■ Your instructions
Could you retype the records word for word but without any pictures?

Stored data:
Segment Open

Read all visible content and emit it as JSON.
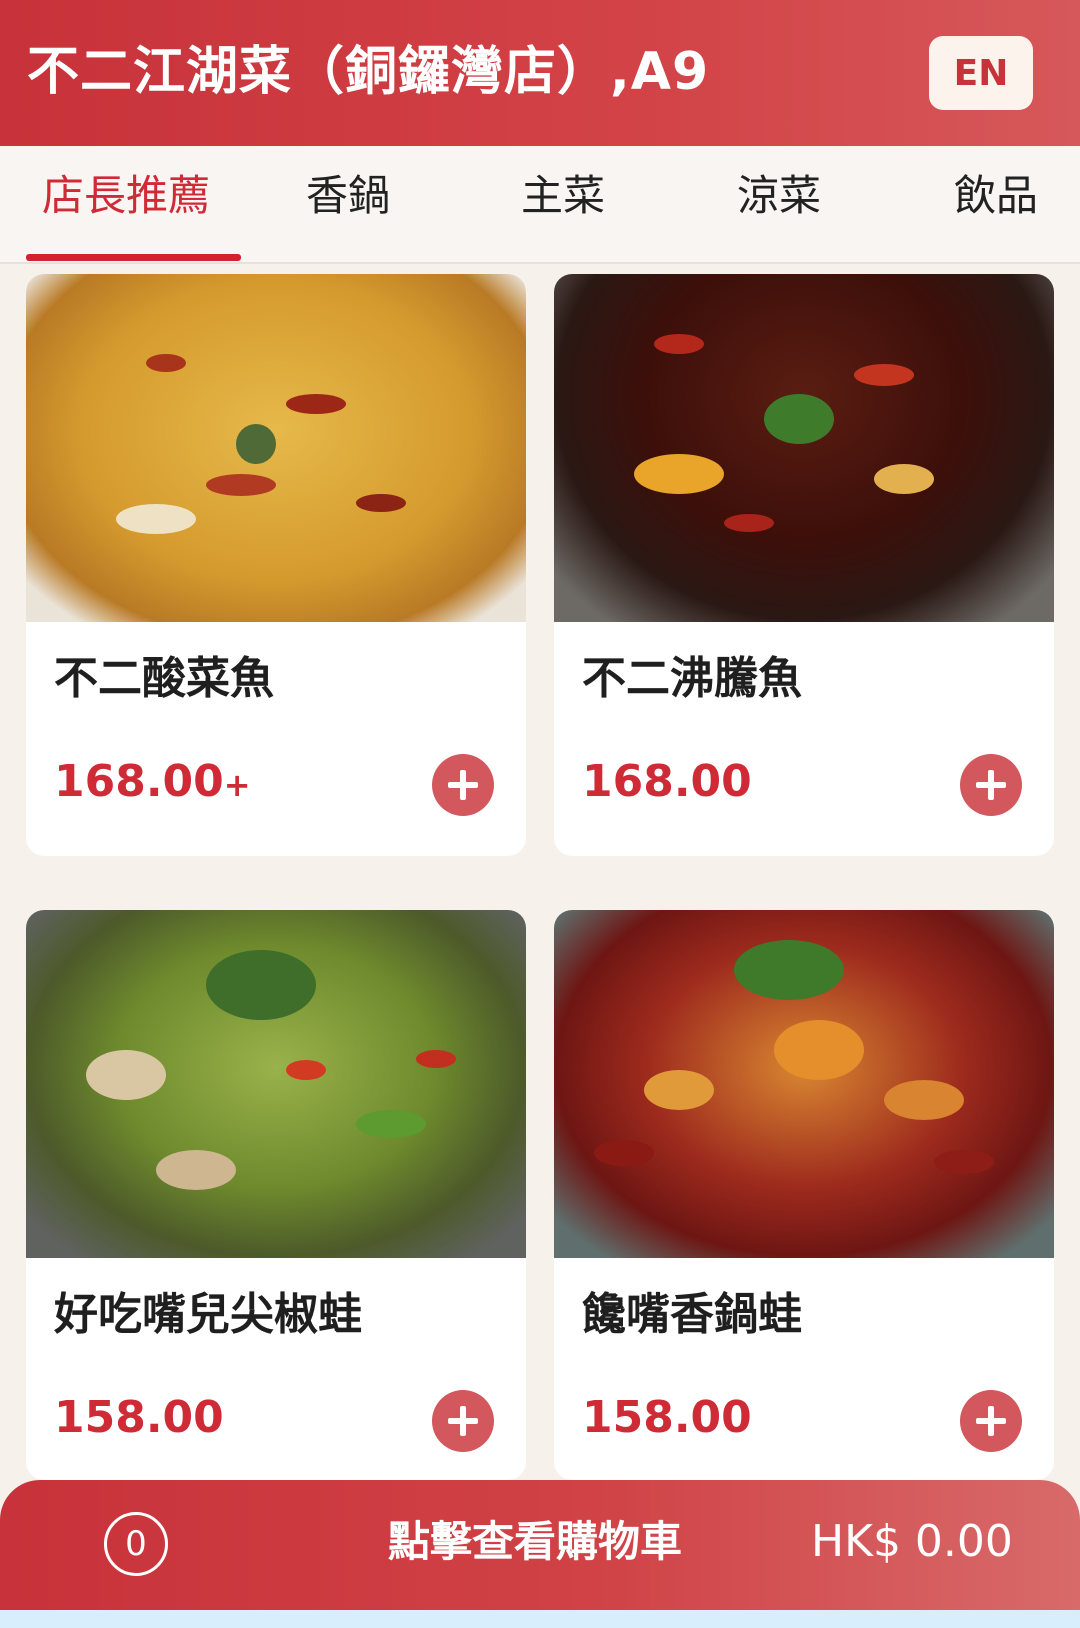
{
  "header": {
    "store_title": "不二江湖菜（銅鑼灣店）,A9",
    "language_button": "EN"
  },
  "tabs": [
    {
      "label": "店長推薦",
      "active": true
    },
    {
      "label": "香鍋",
      "active": false
    },
    {
      "label": "主菜",
      "active": false
    },
    {
      "label": "涼菜",
      "active": false
    },
    {
      "label": "飲品",
      "active": false
    }
  ],
  "menu_items": [
    {
      "name": "不二酸菜魚",
      "price": "168.00",
      "price_suffix": "+"
    },
    {
      "name": "不二沸騰魚",
      "price": "168.00",
      "price_suffix": ""
    },
    {
      "name": "好吃嘴兒尖椒蛙",
      "price": "158.00",
      "price_suffix": ""
    },
    {
      "name": "饞嘴香鍋蛙",
      "price": "158.00",
      "price_suffix": ""
    }
  ],
  "cart": {
    "count": "0",
    "label": "點擊查看購物車",
    "total": "HK$ 0.00"
  },
  "colors": {
    "brand_red": "#c8323a",
    "price_red": "#cf2b37",
    "add_button": "#d3585d"
  }
}
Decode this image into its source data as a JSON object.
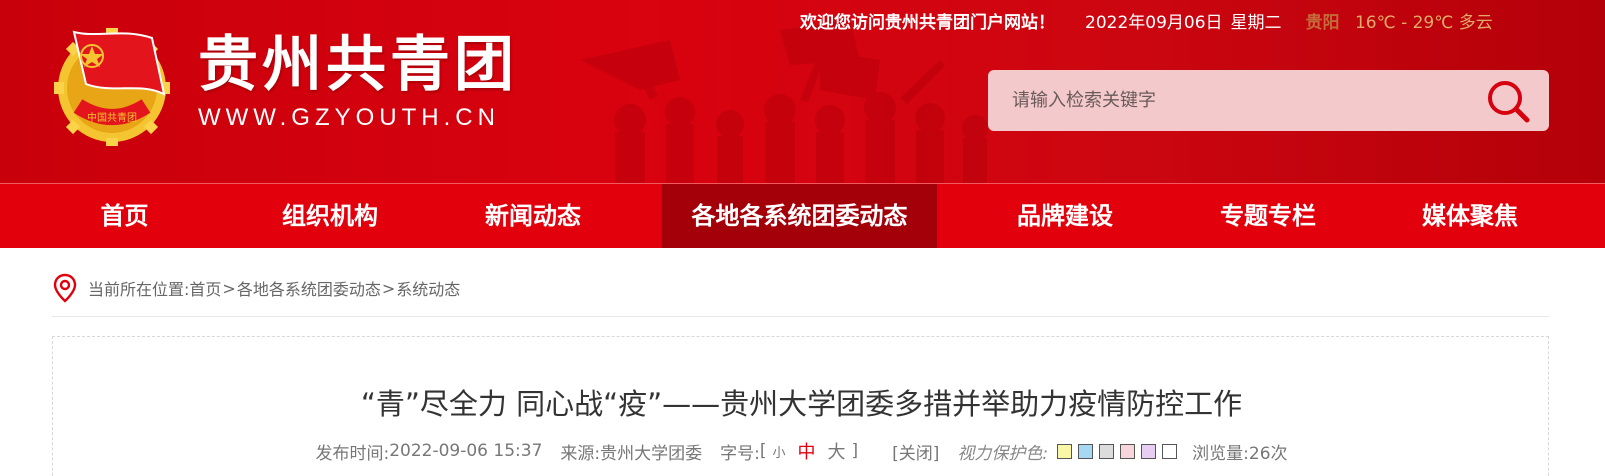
{
  "header": {
    "logo_title": "贵州共青团",
    "logo_url": "WWW.GZYOUTH.CN",
    "logo_badge_text": "中国共青团",
    "welcome": "欢迎您访问贵州共青团门户网站！",
    "date": "2022年09月06日",
    "weekday": "星期二",
    "weather_city": "贵阳",
    "weather_temp": "16℃ - 29℃",
    "weather_cond": "多云",
    "colors": {
      "brand_red": "#d9020f",
      "nav_red": "#e2000c",
      "nav_active": "#a30009"
    }
  },
  "search": {
    "placeholder": "请输入检索关键字",
    "button_icon": "search-icon"
  },
  "nav": {
    "items": [
      {
        "label": "首页"
      },
      {
        "label": "组织机构"
      },
      {
        "label": "新闻动态"
      },
      {
        "label": "各地各系统团委动态",
        "active": true
      },
      {
        "label": "品牌建设"
      },
      {
        "label": "专题专栏"
      },
      {
        "label": "媒体聚焦"
      }
    ]
  },
  "breadcrumb": {
    "icon": "location-pin-icon",
    "prefix": "当前所在位置:",
    "crumbs": [
      "首页",
      "各地各系统团委动态",
      "系统动态"
    ],
    "separator": ">"
  },
  "article": {
    "title": "“青”尽全力 同心战“疫”——贵州大学团委多措并举助力疫情防控工作",
    "publish_label": "发布时间:",
    "publish_time": "2022-09-06 15:37",
    "source_label": "来源:",
    "source": "贵州大学团委",
    "font_size_label": "字号:",
    "bracket_open": "[",
    "bracket_close": "]",
    "font_small": "小",
    "font_medium": "中",
    "font_large": "大",
    "close_label": "[关闭]",
    "eye_care_label": "视力保护色:",
    "eye_care_colors": [
      "#faf6a8",
      "#a6d8f3",
      "#dcdcdc",
      "#f6d6dc",
      "#e6cdf2",
      "#ffffff"
    ],
    "views_label": "浏览量:",
    "views": "26次"
  }
}
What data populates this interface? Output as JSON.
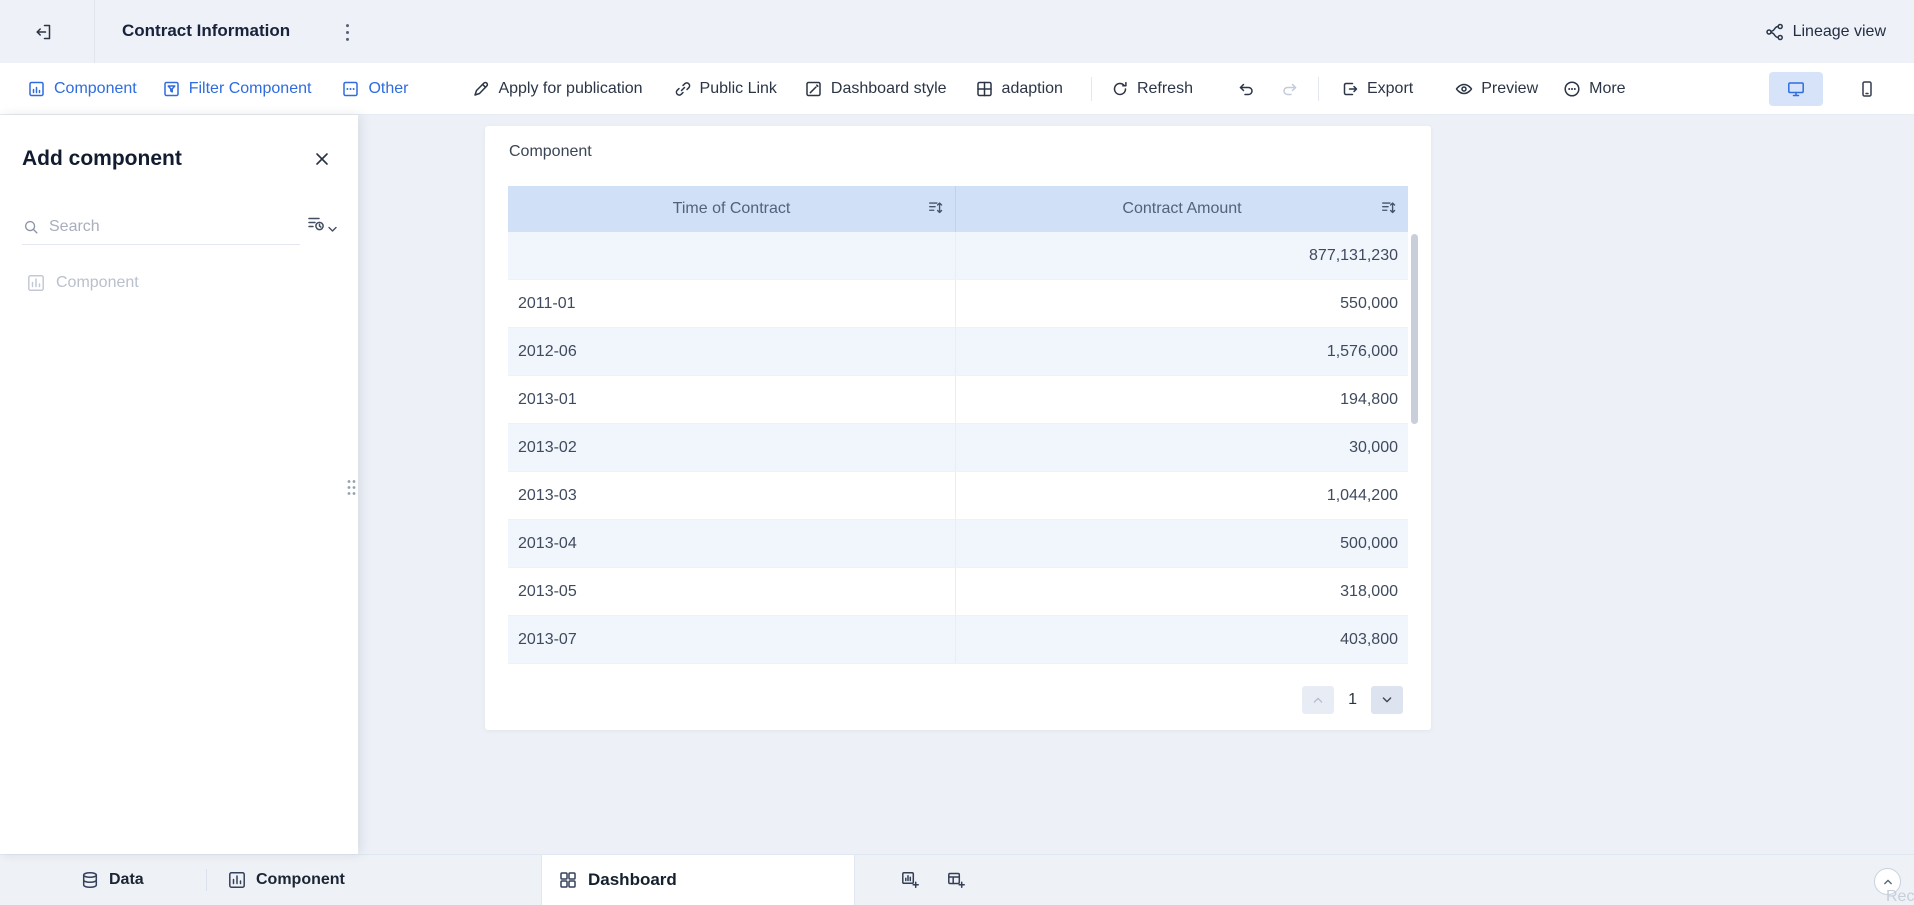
{
  "colors": {
    "accent": "#2e6ce0",
    "table_header_bg": "#cfe0f7",
    "row_stripe": "#f1f6fd"
  },
  "topbar": {
    "title": "Contract Information",
    "lineage": "Lineage view"
  },
  "toolbar": {
    "component": "Component",
    "filter_component": "Filter Component",
    "other": "Other",
    "apply": "Apply for publication",
    "public_link": "Public Link",
    "dashboard_style": "Dashboard style",
    "adaption": "adaption",
    "refresh": "Refresh",
    "export": "Export",
    "preview": "Preview",
    "more": "More"
  },
  "panel": {
    "title": "Add component",
    "search_placeholder": "Search",
    "item": "Component"
  },
  "card": {
    "title": "Component",
    "columns": [
      "Time of Contract",
      "Contract Amount"
    ],
    "rows": [
      [
        "",
        "877,131,230"
      ],
      [
        "2011-01",
        "550,000"
      ],
      [
        "2012-06",
        "1,576,000"
      ],
      [
        "2013-01",
        "194,800"
      ],
      [
        "2013-02",
        "30,000"
      ],
      [
        "2013-03",
        "1,044,200"
      ],
      [
        "2013-04",
        "500,000"
      ],
      [
        "2013-05",
        "318,000"
      ],
      [
        "2013-07",
        "403,800"
      ]
    ],
    "page": "1"
  },
  "bottombar": {
    "data": "Data",
    "component": "Component",
    "dashboard": "Dashboard",
    "record": "Record"
  }
}
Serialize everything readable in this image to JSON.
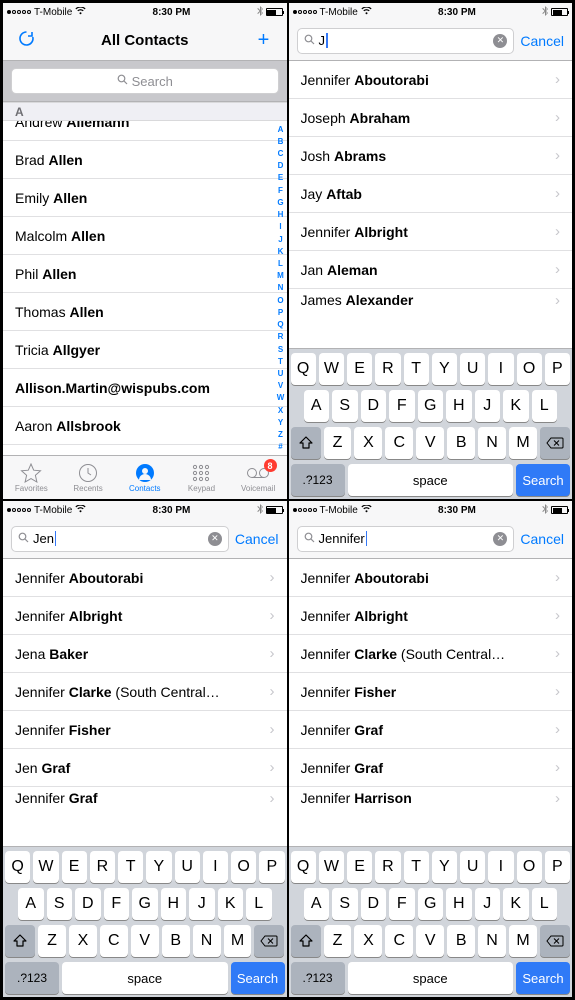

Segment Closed

■ Answer to this exercise
Read all visible content and emit it as JSON.
{
  "header": {
    "store_title": "不二江湖菜（銅鑼灣店）,A9",
    "language_button": "EN"
  },
  "tabs": [
    {
      "label": "店長推薦",
      "active": true
    },
    {
      "label": "香鍋",
      "active": false
    },
    {
      "label": "主菜",
      "active": false
    },
    {
      "label": "涼菜",
      "active": false
    },
    {
      "label": "飲品",
      "active": false
    }
  ],
  "menu_items": [
    {
      "name": "不二酸菜魚",
      "price": "168.00",
      "price_suffix": "+"
    },
    {
      "name": "不二沸騰魚",
      "price": "168.00",
      "price_suffix": ""
    },
    {
      "name": "好吃嘴兒尖椒蛙",
      "price": "158.00",
      "price_suffix": ""
    },
    {
      "name": "饞嘴香鍋蛙",
      "price": "158.00",
      "price_suffix": ""
    }
  ],
  "cart": {
    "count": "0",
    "label": "點擊查看購物車",
    "total": "HK$ 0.00"
  },
  "colors": {
    "brand_red": "#c8323a",
    "price_red": "#cf2b37",
    "add_button": "#d3585d"
  }
}
Decode this image into its source data as a JSON object.
{
  "header": {
    "logo_title": "贵州共青团",
    "logo_url": "WWW.GZYOUTH.CN",
    "logo_badge_text": "中国共青团",
    "welcome": "欢迎您访问贵州共青团门户网站！",
    "date": "2022年09月06日",
    "weekday": "星期二",
    "weather_city": "贵阳",
    "weather_temp": "16℃ - 29℃",
    "weather_cond": "多云",
    "colors": {
      "brand_red": "#d9020f",
      "nav_red": "#e2000c",
      "nav_active": "#a30009"
    }
  },
  "search": {
    "placeholder": "请输入检索关键字",
    "button_icon": "search-icon"
  },
  "nav": {
    "items": [
      {
        "label": "首页"
      },
      {
        "label": "组织机构"
      },
      {
        "label": "新闻动态"
      },
      {
        "label": "各地各系统团委动态",
        "active": true
      },
      {
        "label": "品牌建设"
      },
      {
        "label": "专题专栏"
      },
      {
        "label": "媒体聚焦"
      }
    ]
  },
  "breadcrumb": {
    "icon": "location-pin-icon",
    "prefix": "当前所在位置:",
    "crumbs": [
      "首页",
      "各地各系统团委动态",
      "系统动态"
    ],
    "separator": ">"
  },
  "article": {
    "title": "“青”尽全力 同心战“疫”——贵州大学团委多措并举助力疫情防控工作",
    "publish_label": "发布时间:",
    "publish_time": "2022-09-06 15:37",
    "source_label": "来源:",
    "source": "贵州大学团委",
    "font_size_label": "字号:",
    "bracket_open": "[",
    "bracket_close": "]",
    "font_small": "小",
    "font_medium": "中",
    "font_large": "大",
    "close_label": "[关闭]",
    "eye_care_label": "视力保护色:",
    "eye_care_colors": [
      "#faf6a8",
      "#a6d8f3",
      "#dcdcdc",
      "#f6d6dc",
      "#e6cdf2",
      "#ffffff"
    ],
    "views_label": "浏览量:",
    "views": "26次"
  }
}
What data populates this interface? Output as JSON.
{
  "colors": {
    "accent": "#2e6ce0",
    "table_header_bg": "#cfe0f7",
    "row_stripe": "#f1f6fd"
  },
  "topbar": {
    "title": "Contract Information",
    "lineage": "Lineage view"
  },
  "toolbar": {
    "component": "Component",
    "filter_component": "Filter Component",
    "other": "Other",
    "apply": "Apply for publication",
    "public_link": "Public Link",
    "dashboard_style": "Dashboard style",
    "adaption": "adaption",
    "refresh": "Refresh",
    "export": "Export",
    "preview": "Preview",
    "more": "More"
  },
  "panel": {
    "title": "Add component",
    "search_placeholder": "Search",
    "item": "Component"
  },
  "card": {
    "title": "Component",
    "columns": [
      "Time of Contract",
      "Contract Amount"
    ],
    "rows": [
      [
        "",
        "877,131,230"
      ],
      [
        "2011-01",
        "550,000"
      ],
      [
        "2012-06",
        "1,576,000"
      ],
      [
        "2013-01",
        "194,800"
      ],
      [
        "2013-02",
        "30,000"
      ],
      [
        "2013-03",
        "1,044,200"
      ],
      [
        "2013-04",
        "500,000"
      ],
      [
        "2013-05",
        "318,000"
      ],
      [
        "2013-07",
        "403,800"
      ]
    ],
    "page": "1"
  },
  "bottombar": {
    "data": "Data",
    "component": "Component",
    "dashboard": "Dashboard",
    "record": "Record"
  }
}
Serialize everything readable in this image to JSON.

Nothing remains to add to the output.